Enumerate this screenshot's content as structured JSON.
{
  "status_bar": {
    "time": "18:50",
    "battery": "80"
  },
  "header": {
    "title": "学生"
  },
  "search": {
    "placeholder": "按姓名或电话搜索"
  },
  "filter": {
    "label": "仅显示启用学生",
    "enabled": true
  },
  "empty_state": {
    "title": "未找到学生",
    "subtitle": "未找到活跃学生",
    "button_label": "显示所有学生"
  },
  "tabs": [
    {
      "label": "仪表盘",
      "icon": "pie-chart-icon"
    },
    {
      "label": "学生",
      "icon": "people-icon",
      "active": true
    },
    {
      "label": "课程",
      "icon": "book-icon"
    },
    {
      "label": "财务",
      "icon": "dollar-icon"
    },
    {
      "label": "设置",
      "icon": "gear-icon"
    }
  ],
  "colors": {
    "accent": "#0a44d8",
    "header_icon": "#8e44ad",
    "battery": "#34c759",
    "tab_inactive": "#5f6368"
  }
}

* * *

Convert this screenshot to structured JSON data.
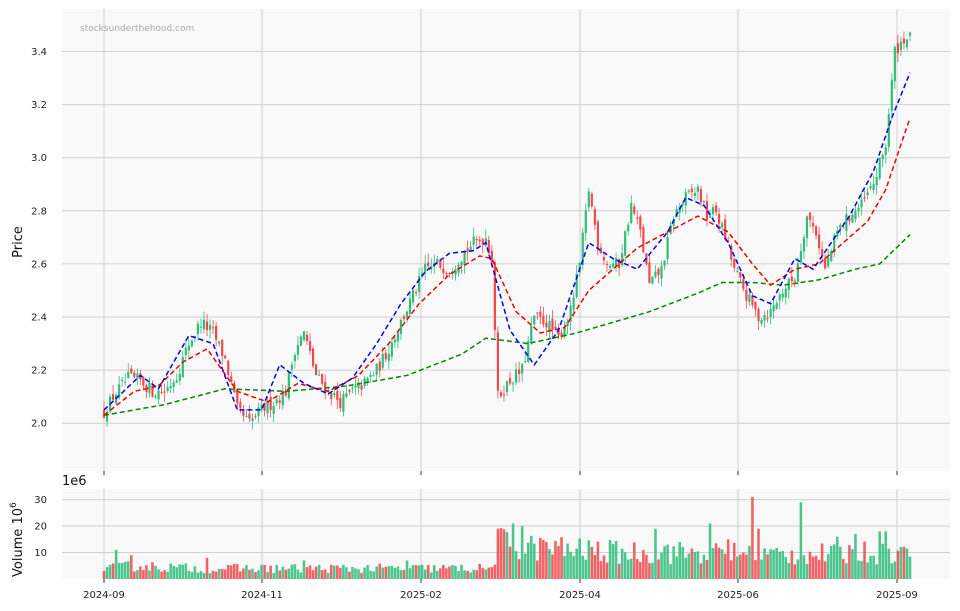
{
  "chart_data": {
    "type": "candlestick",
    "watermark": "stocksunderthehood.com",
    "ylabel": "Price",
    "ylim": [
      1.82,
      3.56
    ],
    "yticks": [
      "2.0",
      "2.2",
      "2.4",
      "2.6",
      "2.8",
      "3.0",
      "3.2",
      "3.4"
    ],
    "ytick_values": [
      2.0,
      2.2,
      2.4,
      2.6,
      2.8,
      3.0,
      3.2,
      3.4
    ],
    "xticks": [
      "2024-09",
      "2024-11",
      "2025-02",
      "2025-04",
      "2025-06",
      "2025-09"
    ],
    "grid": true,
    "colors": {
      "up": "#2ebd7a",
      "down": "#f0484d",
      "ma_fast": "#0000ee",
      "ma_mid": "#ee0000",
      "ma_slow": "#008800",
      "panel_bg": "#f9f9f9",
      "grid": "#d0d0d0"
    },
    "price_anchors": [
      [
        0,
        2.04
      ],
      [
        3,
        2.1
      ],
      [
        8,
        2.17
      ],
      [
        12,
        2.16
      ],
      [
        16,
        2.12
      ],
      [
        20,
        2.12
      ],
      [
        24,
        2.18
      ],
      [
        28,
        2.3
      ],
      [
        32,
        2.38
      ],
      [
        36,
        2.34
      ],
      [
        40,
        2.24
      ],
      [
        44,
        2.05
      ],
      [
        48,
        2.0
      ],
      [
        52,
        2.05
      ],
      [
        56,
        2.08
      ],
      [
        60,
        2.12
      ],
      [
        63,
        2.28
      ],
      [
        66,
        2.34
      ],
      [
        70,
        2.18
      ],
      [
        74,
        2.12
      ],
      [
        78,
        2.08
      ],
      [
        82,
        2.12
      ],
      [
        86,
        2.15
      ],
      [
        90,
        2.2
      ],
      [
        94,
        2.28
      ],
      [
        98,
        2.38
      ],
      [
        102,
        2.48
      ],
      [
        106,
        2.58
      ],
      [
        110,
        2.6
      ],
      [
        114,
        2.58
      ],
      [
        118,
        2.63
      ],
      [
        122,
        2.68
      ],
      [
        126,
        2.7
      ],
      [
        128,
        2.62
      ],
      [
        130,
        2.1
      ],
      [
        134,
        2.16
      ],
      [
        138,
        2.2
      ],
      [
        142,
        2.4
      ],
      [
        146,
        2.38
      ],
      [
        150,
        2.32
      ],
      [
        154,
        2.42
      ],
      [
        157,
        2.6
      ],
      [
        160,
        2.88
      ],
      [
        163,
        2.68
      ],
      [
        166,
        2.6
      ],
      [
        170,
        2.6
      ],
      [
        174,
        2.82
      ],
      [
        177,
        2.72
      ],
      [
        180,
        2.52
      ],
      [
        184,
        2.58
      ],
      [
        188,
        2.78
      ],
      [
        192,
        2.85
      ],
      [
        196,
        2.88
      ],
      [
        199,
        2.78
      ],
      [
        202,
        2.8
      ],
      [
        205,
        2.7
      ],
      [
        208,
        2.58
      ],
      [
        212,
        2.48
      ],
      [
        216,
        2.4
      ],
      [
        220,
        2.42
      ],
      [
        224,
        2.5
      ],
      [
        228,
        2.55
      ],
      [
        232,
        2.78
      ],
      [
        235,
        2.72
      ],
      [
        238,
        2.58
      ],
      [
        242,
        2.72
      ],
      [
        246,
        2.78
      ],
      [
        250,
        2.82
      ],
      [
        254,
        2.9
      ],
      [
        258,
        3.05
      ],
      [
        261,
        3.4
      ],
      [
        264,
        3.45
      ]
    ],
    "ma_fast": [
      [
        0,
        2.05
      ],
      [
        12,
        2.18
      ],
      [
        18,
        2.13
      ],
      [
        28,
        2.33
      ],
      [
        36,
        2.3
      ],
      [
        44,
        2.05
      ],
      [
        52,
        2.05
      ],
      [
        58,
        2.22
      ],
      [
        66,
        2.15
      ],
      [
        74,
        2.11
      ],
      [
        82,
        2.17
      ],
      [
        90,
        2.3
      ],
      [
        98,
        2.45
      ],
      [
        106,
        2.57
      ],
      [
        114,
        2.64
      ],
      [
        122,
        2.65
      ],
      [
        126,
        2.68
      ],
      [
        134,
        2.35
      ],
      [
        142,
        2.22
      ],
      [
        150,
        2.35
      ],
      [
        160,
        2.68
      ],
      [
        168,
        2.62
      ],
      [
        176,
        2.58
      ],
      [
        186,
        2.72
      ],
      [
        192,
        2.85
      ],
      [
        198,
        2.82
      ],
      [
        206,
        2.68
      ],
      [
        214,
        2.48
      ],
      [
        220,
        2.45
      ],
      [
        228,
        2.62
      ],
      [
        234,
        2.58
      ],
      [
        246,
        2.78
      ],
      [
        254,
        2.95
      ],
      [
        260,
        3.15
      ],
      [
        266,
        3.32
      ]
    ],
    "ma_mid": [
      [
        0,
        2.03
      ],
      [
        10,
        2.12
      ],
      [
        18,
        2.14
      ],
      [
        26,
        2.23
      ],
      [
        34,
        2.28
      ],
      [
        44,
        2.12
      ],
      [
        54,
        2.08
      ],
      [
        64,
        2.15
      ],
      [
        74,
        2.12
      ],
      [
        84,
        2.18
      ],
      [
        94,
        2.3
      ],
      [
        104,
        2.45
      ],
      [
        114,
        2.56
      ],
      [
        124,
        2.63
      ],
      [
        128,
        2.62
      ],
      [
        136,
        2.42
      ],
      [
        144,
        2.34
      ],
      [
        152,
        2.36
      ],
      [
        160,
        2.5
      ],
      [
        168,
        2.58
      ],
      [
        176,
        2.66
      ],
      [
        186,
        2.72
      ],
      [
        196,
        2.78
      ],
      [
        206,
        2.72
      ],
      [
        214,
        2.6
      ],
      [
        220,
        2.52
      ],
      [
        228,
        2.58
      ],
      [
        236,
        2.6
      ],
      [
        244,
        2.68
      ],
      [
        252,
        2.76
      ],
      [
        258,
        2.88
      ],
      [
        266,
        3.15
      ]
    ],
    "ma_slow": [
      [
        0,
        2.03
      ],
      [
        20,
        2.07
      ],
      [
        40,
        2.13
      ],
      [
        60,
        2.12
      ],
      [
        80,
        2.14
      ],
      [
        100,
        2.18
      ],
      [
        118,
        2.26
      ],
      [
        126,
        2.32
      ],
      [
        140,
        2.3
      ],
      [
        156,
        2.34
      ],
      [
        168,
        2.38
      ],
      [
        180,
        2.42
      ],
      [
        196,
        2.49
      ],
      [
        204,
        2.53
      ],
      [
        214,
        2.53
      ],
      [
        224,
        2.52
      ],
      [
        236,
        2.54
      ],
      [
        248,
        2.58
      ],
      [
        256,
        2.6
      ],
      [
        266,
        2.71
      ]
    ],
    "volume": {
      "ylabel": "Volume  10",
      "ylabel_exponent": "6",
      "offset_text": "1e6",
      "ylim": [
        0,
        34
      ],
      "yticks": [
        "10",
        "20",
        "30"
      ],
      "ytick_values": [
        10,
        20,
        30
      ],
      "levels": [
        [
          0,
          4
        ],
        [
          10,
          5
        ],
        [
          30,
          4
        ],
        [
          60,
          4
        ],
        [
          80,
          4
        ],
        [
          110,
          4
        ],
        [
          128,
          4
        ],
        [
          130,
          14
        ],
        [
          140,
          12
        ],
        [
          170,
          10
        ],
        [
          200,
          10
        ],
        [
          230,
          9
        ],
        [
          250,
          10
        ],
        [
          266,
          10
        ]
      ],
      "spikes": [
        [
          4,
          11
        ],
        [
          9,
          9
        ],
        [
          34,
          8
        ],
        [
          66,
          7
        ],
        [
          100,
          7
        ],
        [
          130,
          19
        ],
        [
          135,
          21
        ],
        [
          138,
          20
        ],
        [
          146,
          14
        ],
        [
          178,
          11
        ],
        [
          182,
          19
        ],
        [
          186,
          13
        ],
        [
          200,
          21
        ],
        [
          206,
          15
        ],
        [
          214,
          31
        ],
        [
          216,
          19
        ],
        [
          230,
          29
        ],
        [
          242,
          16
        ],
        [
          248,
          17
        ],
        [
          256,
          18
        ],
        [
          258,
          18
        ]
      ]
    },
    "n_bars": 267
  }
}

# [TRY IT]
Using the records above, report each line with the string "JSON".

# [EXPECTED OUTPUT]
Enumerate this screenshot's content as structured JSON.
Convert this screenshot to structured JSON data.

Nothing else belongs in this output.